== Segment start ==

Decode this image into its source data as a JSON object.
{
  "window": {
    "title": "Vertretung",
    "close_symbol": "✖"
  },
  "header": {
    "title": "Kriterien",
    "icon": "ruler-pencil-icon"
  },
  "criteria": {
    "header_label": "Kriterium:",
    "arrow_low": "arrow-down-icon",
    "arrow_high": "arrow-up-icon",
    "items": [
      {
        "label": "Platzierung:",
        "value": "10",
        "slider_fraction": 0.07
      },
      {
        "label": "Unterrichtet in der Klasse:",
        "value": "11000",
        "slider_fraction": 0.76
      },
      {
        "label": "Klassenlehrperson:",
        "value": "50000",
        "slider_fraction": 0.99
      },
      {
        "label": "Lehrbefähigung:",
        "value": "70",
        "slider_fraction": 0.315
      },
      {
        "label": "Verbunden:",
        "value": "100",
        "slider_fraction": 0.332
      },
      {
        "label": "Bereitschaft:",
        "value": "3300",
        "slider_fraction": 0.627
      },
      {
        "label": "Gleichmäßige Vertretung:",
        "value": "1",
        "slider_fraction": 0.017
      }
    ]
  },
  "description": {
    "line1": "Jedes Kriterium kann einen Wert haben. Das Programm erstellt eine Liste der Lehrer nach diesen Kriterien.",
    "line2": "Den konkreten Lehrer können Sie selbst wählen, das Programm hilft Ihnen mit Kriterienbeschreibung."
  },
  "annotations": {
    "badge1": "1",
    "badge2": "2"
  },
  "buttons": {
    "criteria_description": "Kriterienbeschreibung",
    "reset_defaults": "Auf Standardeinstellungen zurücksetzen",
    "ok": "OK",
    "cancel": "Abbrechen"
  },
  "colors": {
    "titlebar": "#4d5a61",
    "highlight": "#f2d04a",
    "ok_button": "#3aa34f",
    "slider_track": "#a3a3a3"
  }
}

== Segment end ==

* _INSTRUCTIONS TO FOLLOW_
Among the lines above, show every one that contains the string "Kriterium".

* _TASK OUTPUT_
    "header_label": "Kriterium:",
    "line1": "Jedes Kriterium kann einen Wert haben. Das Programm erstellt eine Liste der Lehrer nach diesen Kriterien.",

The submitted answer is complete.